Anonymous

I find myself giving the same advice over and over on cheating boyfriend questions. In an effort to quit repeating myself I am going to give some general advice below. After this point I will not answer future questions if I feel the advice below applies.

The foundation of all gambling advice on this site is that when faced with a decision, go with the option that results in the highest expected value. The same advice applies in looking for a boyfriend, girlfriend, husband, or wife. Seek out somebody with the highest expected value you can reasonably hope for. How should you measure the expected value of a human being? To paraphrase Martin Luther King Jr., I think you should look first at the content of his/her character.

I’m often asked about forgiving somebody who was caught cheating. In general I recommend not to. This is an obvious sign that you are dealing with somebody of low moral character. Maybe, if you have otherwise years of happiness and it seems a one-time incident, then forgiveness is optional. But don’t do it twice.

When in doubt about cheating don’t make any accusations without evidence. Questioning about every possible window of opportunity is not likely to result in a confession, and you will only make you look like a distrustful nag if you’re wrong. So when in doubt keep your mouth shut and your eyes and ears open.

My general advice for all "should I stay or should I go" or "which one should I pick" questions is to do what your BRAIN is telling you to do. That will often be the harder decision to make in the short-run but in the long-run you will waste less time in bad relationships and expose yourself to higher quality candidates.

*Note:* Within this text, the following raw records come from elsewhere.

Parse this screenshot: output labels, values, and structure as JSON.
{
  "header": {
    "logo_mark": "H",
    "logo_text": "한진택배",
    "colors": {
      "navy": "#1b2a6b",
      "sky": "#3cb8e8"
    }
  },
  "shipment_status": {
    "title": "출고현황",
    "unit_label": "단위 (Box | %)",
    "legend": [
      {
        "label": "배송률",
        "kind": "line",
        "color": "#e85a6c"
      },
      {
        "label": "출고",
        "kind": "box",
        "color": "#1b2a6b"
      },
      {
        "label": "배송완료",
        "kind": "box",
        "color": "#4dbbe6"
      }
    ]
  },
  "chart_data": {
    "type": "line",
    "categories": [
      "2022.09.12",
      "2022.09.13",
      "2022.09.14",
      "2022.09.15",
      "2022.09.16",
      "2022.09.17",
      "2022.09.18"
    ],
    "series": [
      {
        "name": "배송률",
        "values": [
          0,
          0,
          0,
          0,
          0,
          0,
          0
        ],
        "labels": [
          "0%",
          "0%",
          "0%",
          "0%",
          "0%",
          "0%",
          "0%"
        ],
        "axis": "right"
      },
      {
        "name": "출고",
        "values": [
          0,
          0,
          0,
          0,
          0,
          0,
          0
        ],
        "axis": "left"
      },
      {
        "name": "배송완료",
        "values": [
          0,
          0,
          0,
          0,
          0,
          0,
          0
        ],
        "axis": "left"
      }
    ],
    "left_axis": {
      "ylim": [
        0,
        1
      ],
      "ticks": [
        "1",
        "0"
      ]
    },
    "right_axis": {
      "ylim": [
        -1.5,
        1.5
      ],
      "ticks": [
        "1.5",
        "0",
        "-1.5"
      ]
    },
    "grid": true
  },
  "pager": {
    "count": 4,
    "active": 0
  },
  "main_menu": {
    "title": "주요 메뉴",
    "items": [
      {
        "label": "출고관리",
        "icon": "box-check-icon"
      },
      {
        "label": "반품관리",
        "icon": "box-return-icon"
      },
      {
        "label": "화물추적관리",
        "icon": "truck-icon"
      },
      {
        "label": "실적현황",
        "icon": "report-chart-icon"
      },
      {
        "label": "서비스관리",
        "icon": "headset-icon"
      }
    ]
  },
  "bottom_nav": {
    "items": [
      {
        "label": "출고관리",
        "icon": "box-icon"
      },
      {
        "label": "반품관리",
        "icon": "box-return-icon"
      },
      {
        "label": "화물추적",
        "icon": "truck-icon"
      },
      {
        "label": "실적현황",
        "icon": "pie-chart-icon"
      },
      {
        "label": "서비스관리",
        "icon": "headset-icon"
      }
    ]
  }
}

Another frequent question is on how to break up. My advice is that a break up should be cold and clean. None of this friendship nonsense. If you can still be friends, then why are you breaking up? If there was already a breakup, which you are happy with, but the other party is not letting go, then don’t lead him on or humor him. Tell him to not call, write, or communicate in any way and do not respond if he does anyway.

"Be true to yourself and you can’t go wrong" - Eurythmicser